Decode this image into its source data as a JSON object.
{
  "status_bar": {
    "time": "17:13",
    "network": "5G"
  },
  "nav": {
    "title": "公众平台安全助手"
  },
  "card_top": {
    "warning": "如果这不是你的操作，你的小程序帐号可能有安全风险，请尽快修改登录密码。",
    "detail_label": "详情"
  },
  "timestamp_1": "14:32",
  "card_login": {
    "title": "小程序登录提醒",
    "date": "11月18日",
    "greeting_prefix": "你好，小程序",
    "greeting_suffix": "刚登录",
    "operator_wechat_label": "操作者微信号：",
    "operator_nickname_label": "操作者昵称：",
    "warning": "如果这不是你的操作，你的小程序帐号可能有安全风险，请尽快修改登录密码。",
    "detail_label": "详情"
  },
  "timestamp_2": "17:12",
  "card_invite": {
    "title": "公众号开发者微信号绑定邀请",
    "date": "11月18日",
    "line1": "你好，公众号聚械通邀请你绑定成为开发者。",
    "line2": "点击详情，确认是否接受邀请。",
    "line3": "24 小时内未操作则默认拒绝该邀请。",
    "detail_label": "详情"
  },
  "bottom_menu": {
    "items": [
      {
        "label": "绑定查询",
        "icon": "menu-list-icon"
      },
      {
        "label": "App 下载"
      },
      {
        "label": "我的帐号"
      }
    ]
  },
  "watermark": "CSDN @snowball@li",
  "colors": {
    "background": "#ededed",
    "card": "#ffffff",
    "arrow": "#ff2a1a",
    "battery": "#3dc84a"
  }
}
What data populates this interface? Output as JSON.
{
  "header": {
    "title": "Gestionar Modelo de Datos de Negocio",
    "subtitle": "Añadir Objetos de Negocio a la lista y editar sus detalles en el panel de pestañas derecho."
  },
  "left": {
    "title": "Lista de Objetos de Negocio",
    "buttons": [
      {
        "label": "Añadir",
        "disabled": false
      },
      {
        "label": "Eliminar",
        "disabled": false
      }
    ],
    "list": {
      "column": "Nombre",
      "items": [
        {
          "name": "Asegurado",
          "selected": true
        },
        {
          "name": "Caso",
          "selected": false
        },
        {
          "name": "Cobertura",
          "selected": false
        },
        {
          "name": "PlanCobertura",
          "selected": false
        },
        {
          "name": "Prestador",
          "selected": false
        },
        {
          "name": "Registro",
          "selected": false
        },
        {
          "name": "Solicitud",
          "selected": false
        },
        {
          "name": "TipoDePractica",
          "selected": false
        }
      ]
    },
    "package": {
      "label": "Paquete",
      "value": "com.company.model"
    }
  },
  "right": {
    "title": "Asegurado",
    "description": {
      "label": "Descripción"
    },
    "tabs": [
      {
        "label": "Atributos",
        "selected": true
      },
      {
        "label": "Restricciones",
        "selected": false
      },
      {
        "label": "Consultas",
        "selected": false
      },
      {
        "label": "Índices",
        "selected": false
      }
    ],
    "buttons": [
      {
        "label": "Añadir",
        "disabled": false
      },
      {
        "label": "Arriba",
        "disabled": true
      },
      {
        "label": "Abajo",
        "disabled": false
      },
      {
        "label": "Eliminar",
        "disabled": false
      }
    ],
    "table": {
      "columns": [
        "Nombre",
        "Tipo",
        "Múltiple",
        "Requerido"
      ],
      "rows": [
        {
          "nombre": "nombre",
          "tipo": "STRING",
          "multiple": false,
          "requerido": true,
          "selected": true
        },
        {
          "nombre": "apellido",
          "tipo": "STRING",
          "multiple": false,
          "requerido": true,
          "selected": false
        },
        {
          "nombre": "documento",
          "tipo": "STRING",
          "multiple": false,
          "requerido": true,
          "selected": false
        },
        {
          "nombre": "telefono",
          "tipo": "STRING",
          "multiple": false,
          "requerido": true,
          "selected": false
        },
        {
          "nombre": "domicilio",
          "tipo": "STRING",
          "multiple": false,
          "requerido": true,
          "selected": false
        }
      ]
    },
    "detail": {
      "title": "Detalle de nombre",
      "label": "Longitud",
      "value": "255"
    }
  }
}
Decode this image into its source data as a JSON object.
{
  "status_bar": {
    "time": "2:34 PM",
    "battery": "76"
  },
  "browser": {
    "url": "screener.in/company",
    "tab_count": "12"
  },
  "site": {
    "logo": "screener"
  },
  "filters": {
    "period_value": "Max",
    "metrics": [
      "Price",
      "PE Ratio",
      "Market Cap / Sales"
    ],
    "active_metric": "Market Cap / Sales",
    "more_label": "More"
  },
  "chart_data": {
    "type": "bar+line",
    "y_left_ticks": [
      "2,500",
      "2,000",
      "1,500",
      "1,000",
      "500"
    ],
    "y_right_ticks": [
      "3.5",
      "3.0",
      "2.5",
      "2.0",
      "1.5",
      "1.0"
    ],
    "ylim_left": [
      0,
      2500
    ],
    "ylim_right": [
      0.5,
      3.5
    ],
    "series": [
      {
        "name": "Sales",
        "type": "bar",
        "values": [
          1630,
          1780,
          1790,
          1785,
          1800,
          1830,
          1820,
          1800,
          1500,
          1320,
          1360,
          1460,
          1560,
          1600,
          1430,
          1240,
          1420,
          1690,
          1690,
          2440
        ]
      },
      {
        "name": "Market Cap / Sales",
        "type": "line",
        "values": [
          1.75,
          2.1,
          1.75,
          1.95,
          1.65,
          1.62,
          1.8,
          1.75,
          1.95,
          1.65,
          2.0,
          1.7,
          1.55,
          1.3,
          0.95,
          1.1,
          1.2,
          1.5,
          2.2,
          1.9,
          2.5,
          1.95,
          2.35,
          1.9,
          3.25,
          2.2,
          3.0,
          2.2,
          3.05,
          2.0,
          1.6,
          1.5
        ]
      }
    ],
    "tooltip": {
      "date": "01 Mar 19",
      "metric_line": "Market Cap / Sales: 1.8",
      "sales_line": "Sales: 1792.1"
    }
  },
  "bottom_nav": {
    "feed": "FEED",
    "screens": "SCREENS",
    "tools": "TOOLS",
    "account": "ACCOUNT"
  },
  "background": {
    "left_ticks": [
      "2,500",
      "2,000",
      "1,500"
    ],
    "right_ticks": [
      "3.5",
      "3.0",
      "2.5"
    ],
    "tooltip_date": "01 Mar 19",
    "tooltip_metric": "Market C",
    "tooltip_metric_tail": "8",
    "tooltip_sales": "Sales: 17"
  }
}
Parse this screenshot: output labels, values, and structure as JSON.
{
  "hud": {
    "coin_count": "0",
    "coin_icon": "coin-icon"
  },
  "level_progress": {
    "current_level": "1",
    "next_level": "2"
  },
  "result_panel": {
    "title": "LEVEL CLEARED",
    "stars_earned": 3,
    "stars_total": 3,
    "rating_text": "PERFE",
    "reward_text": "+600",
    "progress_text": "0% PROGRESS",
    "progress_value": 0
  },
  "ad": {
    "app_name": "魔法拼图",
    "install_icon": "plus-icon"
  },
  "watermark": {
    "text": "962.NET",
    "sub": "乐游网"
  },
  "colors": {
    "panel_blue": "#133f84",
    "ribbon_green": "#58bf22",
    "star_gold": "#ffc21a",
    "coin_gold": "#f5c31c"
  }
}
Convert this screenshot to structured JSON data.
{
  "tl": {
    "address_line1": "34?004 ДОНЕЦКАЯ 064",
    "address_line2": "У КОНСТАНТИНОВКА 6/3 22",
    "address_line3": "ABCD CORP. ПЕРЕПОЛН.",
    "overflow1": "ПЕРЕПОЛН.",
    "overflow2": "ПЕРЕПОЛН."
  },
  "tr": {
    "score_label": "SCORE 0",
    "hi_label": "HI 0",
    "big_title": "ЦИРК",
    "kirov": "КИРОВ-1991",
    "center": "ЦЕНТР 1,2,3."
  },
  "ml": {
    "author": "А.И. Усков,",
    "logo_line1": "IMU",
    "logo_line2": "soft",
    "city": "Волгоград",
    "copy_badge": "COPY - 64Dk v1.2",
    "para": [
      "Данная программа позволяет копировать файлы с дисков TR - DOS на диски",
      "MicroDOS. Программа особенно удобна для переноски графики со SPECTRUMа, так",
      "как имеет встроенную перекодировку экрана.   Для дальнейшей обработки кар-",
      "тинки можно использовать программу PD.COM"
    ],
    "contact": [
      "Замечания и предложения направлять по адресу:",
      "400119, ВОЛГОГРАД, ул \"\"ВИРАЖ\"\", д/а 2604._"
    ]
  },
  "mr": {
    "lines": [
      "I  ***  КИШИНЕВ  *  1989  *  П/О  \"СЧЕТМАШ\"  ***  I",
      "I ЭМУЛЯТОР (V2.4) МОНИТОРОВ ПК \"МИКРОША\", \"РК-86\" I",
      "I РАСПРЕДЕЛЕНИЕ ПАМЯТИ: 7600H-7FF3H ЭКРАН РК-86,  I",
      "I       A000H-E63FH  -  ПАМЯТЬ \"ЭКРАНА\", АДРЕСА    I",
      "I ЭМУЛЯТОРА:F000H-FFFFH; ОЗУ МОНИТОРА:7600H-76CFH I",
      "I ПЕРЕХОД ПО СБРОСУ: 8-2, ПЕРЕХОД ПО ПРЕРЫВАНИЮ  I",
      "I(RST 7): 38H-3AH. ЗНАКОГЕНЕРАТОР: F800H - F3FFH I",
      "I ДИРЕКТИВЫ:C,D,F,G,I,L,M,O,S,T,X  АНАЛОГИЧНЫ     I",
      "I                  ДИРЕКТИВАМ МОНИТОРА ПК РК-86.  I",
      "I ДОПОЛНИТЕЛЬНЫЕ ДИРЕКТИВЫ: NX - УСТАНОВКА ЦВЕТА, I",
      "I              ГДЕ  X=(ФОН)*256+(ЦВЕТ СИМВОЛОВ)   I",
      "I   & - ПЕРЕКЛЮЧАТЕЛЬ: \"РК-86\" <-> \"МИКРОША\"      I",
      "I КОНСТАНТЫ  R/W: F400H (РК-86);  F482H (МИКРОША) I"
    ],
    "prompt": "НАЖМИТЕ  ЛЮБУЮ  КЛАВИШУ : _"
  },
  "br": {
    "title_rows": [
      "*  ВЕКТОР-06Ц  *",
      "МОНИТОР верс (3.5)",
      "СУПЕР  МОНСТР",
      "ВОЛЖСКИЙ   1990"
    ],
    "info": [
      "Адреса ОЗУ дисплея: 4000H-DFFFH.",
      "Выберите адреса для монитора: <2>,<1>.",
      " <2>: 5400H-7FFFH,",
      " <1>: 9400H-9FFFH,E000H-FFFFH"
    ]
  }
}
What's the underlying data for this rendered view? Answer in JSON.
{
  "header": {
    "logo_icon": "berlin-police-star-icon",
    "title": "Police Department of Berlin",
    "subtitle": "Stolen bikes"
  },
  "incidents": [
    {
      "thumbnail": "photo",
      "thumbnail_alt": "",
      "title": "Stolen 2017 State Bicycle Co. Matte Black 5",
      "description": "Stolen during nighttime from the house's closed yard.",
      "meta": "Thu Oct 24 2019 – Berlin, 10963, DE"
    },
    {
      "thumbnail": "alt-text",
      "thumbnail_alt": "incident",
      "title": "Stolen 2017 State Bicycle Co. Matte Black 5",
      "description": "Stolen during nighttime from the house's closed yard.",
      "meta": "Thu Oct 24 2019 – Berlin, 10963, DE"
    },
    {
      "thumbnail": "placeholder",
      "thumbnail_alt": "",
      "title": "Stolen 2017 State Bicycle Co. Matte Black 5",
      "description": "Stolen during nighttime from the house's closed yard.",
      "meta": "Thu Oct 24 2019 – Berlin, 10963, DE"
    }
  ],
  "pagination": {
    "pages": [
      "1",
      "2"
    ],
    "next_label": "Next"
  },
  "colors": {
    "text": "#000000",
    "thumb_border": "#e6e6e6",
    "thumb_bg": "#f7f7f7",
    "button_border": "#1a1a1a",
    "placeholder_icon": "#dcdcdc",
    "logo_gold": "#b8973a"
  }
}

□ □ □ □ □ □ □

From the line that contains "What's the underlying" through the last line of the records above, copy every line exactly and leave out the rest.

▸ Task solution:
What's the underlying data for this rendered view? Answer in JSON.
{
  "header": {
    "logo_icon": "berlin-police-star-icon",
    "title": "Police Department of Berlin",
    "subtitle": "Stolen bikes"
  },
  "incidents": [
    {
      "thumbnail": "photo",
      "thumbnail_alt": "",
      "title": "Stolen 2017 State Bicycle Co. Matte Black 5",
      "description": "Stolen during nighttime from the house's closed yard.",
      "meta": "Thu Oct 24 2019 – Berlin, 10963, DE"
    },
    {
      "thumbnail": "alt-text",
      "thumbnail_alt": "incident",
      "title": "Stolen 2017 State Bicycle Co. Matte Black 5",
      "description": "Stolen during nighttime from the house's closed yard.",
      "meta": "Thu Oct 24 2019 – Berlin, 10963, DE"
    },
    {
      "thumbnail": "placeholder",
      "thumbnail_alt": "",
      "title": "Stolen 2017 State Bicycle Co. Matte Black 5",
      "description": "Stolen during nighttime from the house's closed yard.",
      "meta": "Thu Oct 24 2019 – Berlin, 10963, DE"
    }
  ],
  "pagination": {
    "pages": [
      "1",
      "2"
    ],
    "next_label": "Next"
  },
  "colors": {
    "text": "#000000",
    "thumb_border": "#e6e6e6",
    "thumb_bg": "#f7f7f7",
    "button_border": "#1a1a1a",
    "placeholder_icon": "#dcdcdc",
    "logo_gold": "#b8973a"
  }
}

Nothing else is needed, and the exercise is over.